As well as addressing the threat posed by invasive aquatic species the update of the guidelines recognises that an increased uptake and improved biofouling management supports improvements in a ship’s hydrodynamic performance and can be effective at enhancing energy efficiency – thus reducing greenhouse gas (GHG) emissions.
The guidelines feature some points of consideration regarding ship design and construction but are primarily focussed on operational considerations- namely the selection and installation of an antifouling system (AFS) and the re-installation, re-application or repair of an AFS as well as guidance on marine growth prevention systems (MGPS).
A focus on inspections

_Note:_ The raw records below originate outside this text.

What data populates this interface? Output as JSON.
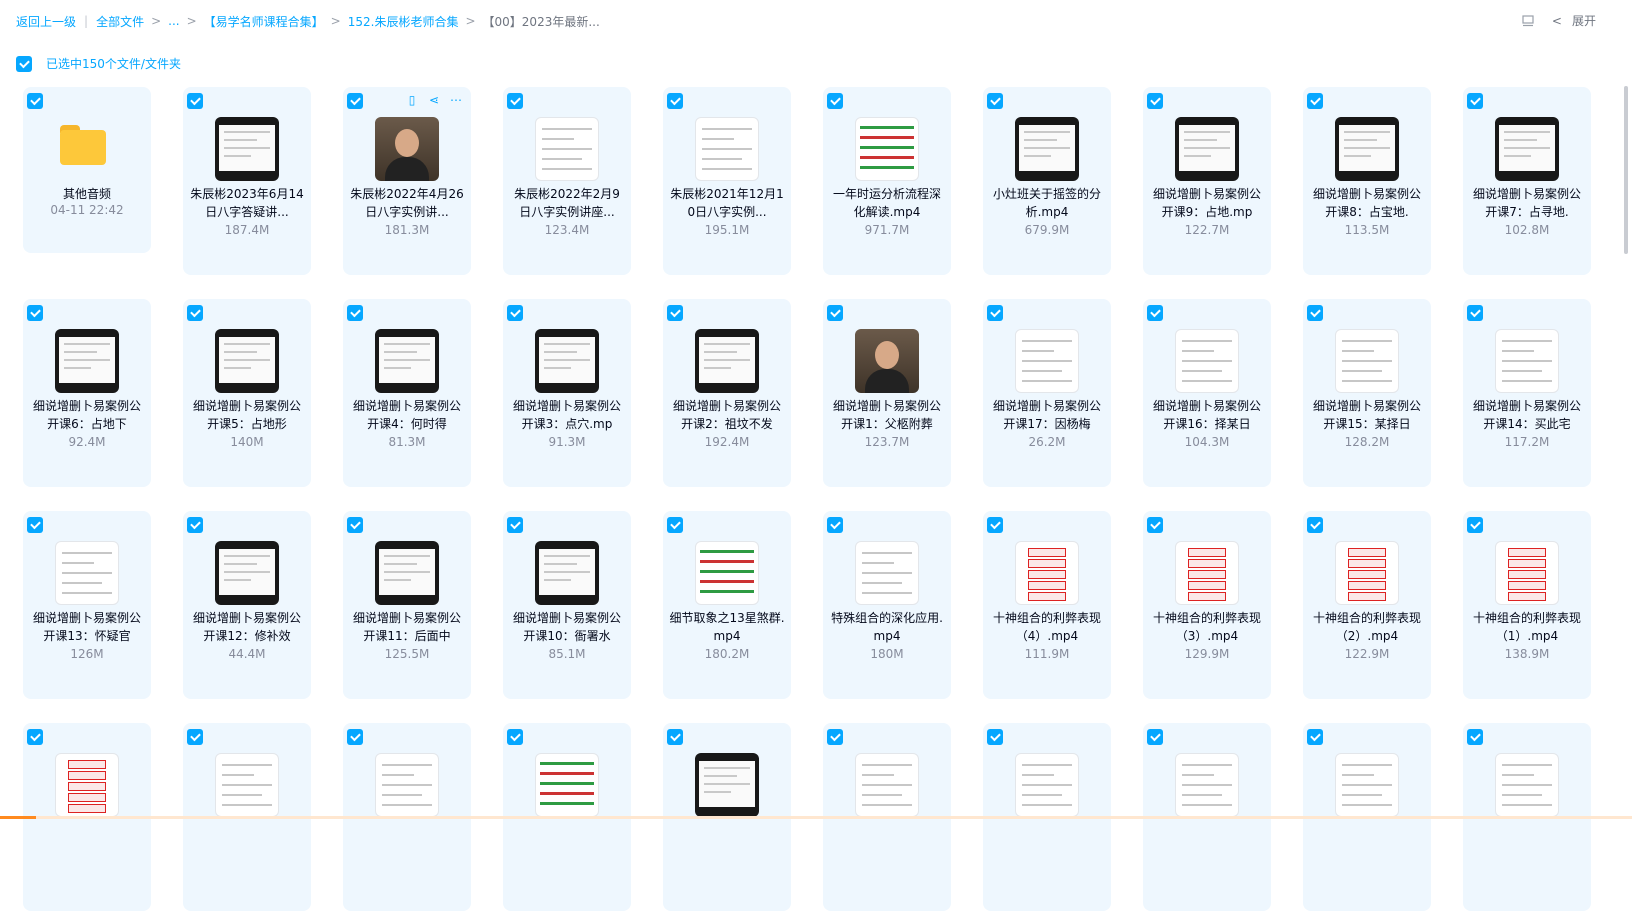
{
  "breadcrumb": {
    "back": "返回上一级",
    "all_files": "全部文件",
    "ellipsis": "...",
    "path": [
      "【易学名师课程合集】",
      "152.朱辰彬老师合集"
    ],
    "current": "【00】2023年最新..."
  },
  "right_controls": {
    "expand_label": "展开"
  },
  "selection": {
    "label": "已选中150个文件/文件夹"
  },
  "files": [
    {
      "name": "其他音频",
      "meta": "04-11 22:42",
      "kind": "folder"
    },
    {
      "name": "朱辰彬2023年6月14日八字答疑讲...",
      "meta": "187.4M",
      "kind": "video"
    },
    {
      "name": "朱辰彬2022年4月26日八字实例讲...",
      "meta": "181.3M",
      "kind": "person"
    },
    {
      "name": "朱辰彬2022年2月9日八字实例讲座...",
      "meta": "123.4M",
      "kind": "doc"
    },
    {
      "name": "朱辰彬2021年12月10日八字实例...",
      "meta": "195.1M",
      "kind": "doc"
    },
    {
      "name": "一年时运分析流程深化解读.mp4",
      "meta": "971.7M",
      "kind": "green"
    },
    {
      "name": "小灶班关于摇签的分析.mp4",
      "meta": "679.9M",
      "kind": "video"
    },
    {
      "name": "细说增删卜易案例公开课9：占地.mp",
      "meta": "122.7M",
      "kind": "video"
    },
    {
      "name": "细说增删卜易案例公开课8：占宝地.",
      "meta": "113.5M",
      "kind": "video"
    },
    {
      "name": "细说增删卜易案例公开课7：占寻地.",
      "meta": "102.8M",
      "kind": "video"
    },
    {
      "name": "细说增删卜易案例公开课6：占地下",
      "meta": "92.4M",
      "kind": "video"
    },
    {
      "name": "细说增删卜易案例公开课5：占地形",
      "meta": "140M",
      "kind": "video"
    },
    {
      "name": "细说增删卜易案例公开课4：何时得",
      "meta": "81.3M",
      "kind": "video"
    },
    {
      "name": "细说增删卜易案例公开课3：点穴.mp",
      "meta": "91.3M",
      "kind": "video"
    },
    {
      "name": "细说增删卜易案例公开课2：祖坟不发",
      "meta": "192.4M",
      "kind": "video"
    },
    {
      "name": "细说增删卜易案例公开课1：父柩附葬",
      "meta": "123.7M",
      "kind": "person"
    },
    {
      "name": "细说增删卜易案例公开课17：因杨梅",
      "meta": "26.2M",
      "kind": "doc"
    },
    {
      "name": "细说增删卜易案例公开课16：择某日",
      "meta": "104.3M",
      "kind": "doc"
    },
    {
      "name": "细说增删卜易案例公开课15：某择日",
      "meta": "128.2M",
      "kind": "doc"
    },
    {
      "name": "细说增删卜易案例公开课14：买此宅",
      "meta": "117.2M",
      "kind": "doc"
    },
    {
      "name": "细说增删卜易案例公开课13：怀疑官",
      "meta": "126M",
      "kind": "doc"
    },
    {
      "name": "细说增删卜易案例公开课12：修补效",
      "meta": "44.4M",
      "kind": "video"
    },
    {
      "name": "细说增删卜易案例公开课11：后面中",
      "meta": "125.5M",
      "kind": "video"
    },
    {
      "name": "细说增删卜易案例公开课10：衙署水",
      "meta": "85.1M",
      "kind": "video"
    },
    {
      "name": "细节取象之13星煞群.mp4",
      "meta": "180.2M",
      "kind": "green"
    },
    {
      "name": "特殊组合的深化应用.mp4",
      "meta": "180M",
      "kind": "doc"
    },
    {
      "name": "十神组合的利弊表现（4）.mp4",
      "meta": "111.9M",
      "kind": "red"
    },
    {
      "name": "十神组合的利弊表现（3）.mp4",
      "meta": "129.9M",
      "kind": "red"
    },
    {
      "name": "十神组合的利弊表现（2）.mp4",
      "meta": "122.9M",
      "kind": "red"
    },
    {
      "name": "十神组合的利弊表现（1）.mp4",
      "meta": "138.9M",
      "kind": "red"
    },
    {
      "name": "",
      "meta": "",
      "kind": "red"
    },
    {
      "name": "",
      "meta": "",
      "kind": "doc"
    },
    {
      "name": "",
      "meta": "",
      "kind": "doc"
    },
    {
      "name": "",
      "meta": "",
      "kind": "green"
    },
    {
      "name": "",
      "meta": "",
      "kind": "video"
    },
    {
      "name": "",
      "meta": "",
      "kind": "doc"
    },
    {
      "name": "",
      "meta": "",
      "kind": "doc"
    },
    {
      "name": "",
      "meta": "",
      "kind": "doc"
    },
    {
      "name": "",
      "meta": "",
      "kind": "doc"
    },
    {
      "name": "",
      "meta": "",
      "kind": "doc"
    }
  ],
  "colors": {
    "accent": "#06a7ff",
    "card_bg": "#eef7fe",
    "folder": "#fdc83a"
  }
}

Biofouling inspections are elaborated on and the guidelines provide scope for inspections by organisations, crew or personnel who are competent to undertake such inspections. A fixed schedule for inspections is provided and is based on a ship-specific risk profile. This schedule takes into account performance monitoring undertaken by the ship but in general recommends:
- Inspection frequency or inspection dates (or date ranges) for in-water inspections during the in-service period of the ship should be based on the ship-specific biofouling risk profile, including inspection as a contingency action, and specified in the Biofouling Management Plan (BFMP). The BFMP should also specify management actions to be taken when biofouling is identified during inspections (eg cleaning), including changes to inspection frequency

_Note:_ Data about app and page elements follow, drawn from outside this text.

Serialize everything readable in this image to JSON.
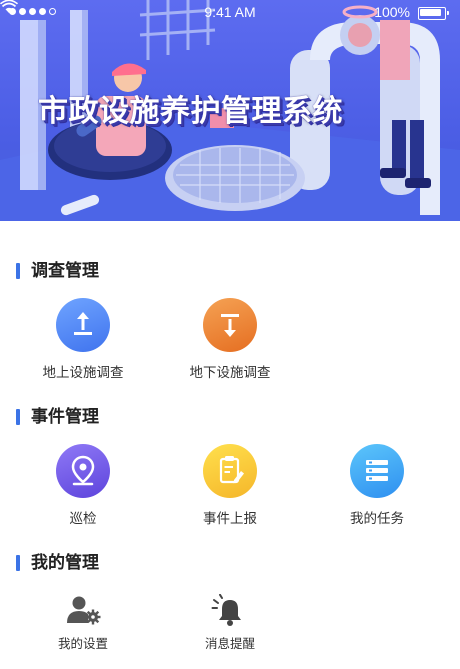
{
  "status_bar": {
    "time": "9:41 AM",
    "battery": "100%"
  },
  "banner": {
    "title": "市政设施养护管理系统"
  },
  "sections": [
    {
      "title": "调查管理",
      "items": [
        {
          "label": "地上设施调查",
          "icon": "upload-icon"
        },
        {
          "label": "地下设施调查",
          "icon": "download-icon"
        }
      ]
    },
    {
      "title": "事件管理",
      "items": [
        {
          "label": "巡检",
          "icon": "location-pin-icon"
        },
        {
          "label": "事件上报",
          "icon": "report-edit-icon"
        },
        {
          "label": "我的任务",
          "icon": "task-list-icon"
        }
      ]
    },
    {
      "title": "我的管理",
      "items": [
        {
          "label": "我的设置",
          "icon": "user-settings-icon"
        },
        {
          "label": "消息提醒",
          "icon": "bell-icon"
        }
      ]
    }
  ],
  "colors": {
    "accent": "#3b73e6",
    "banner": "#4d5fe6"
  }
}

- For ships not undertaking performance monitoring, the first inspection date should be within 12 months of application, reapplication, installation or renewal of the AFS to confirm their effective operation
- Where monitoring indicates that the AFS is not performing effectively soon after application, reapplication, installation or renewal (eg increased fuel consumption), an inspection should be carried out to confirm the condition of the AFS and level of biofouling as soon as practical or possible, in line with the BFMP and contingency action plan. If adequate performance of the AFS is observed through monitoring, the inspection could be conducted up to 18 months after application, reapplication, installation or renewal, noting that such monitoring may not reflect the level of biofouling in all niche areas

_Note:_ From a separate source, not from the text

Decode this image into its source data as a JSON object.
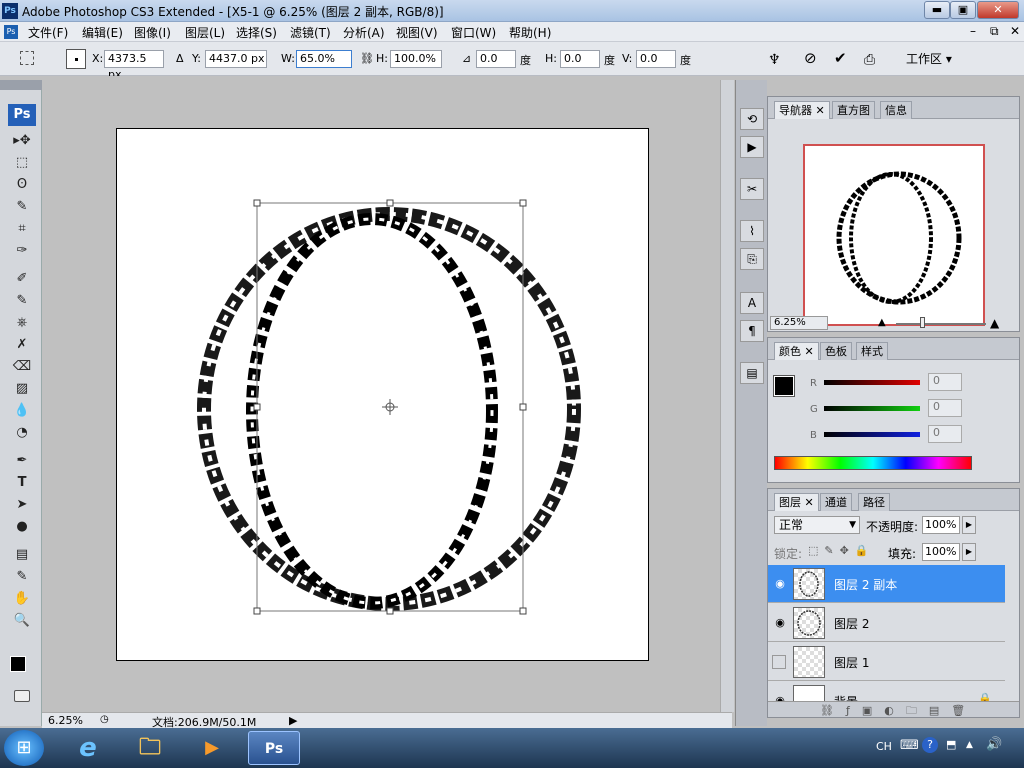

- Subsequent inspections should occur at least every 12 to 18 months and may need to increase in frequency to confirm the continued effectiveness of an ageing or damaged AFS. In-water inspections should seek to coincide with existing subsea operations (eg underwater inspections in lieu of dry-dock or any other in-water inspections), including any unscheduled subsea operations
- If no AFS is installed in areas of a ship and no other measures are undertaken such as in-water cleaning or propeller polishing, then inspections should occur more frequently.
Determination of fouling rating and subsequent actions
The aim of an inspection is to determine a biofouling rating based on the type and extent of biofouling as well as the condition of the AFS and the functioning of any MGPS. The determined rating scale then provides a recommendation on the type of cleaning that should take place should biofouling of a certain rating be present.
- A fouling rating of zero is given when there is no fouling
- A fouling rating of one is given where submerged areas are partially or entirely covered in microfouling. Metal and painted surfaces may be visible beneath the fouling. Here proactive cleaning may be recommended
- A number of different fouling ratings are defined from light macrofouling (presence of microfouling and multiple macrofouling patches) all the way through to heavy macrofouling (large patches or submerged areas entirely covered in macrofouling). In all these cases reactive cleaning with capture is recommended and should achieve a fouling rating of less than or equal to one
- In all cases of macrofouling it is also recommended to shorten the interval until the next inspection
- If the AFS is significantly deteriorated, dry-docking with maintenance and reapplication of the AFS is recommended.
The guidelines also provide updates to information to be included in a biofouling management plan and biofouling management record book.
The 2023 Biofouling Guidelines can be downloaded below: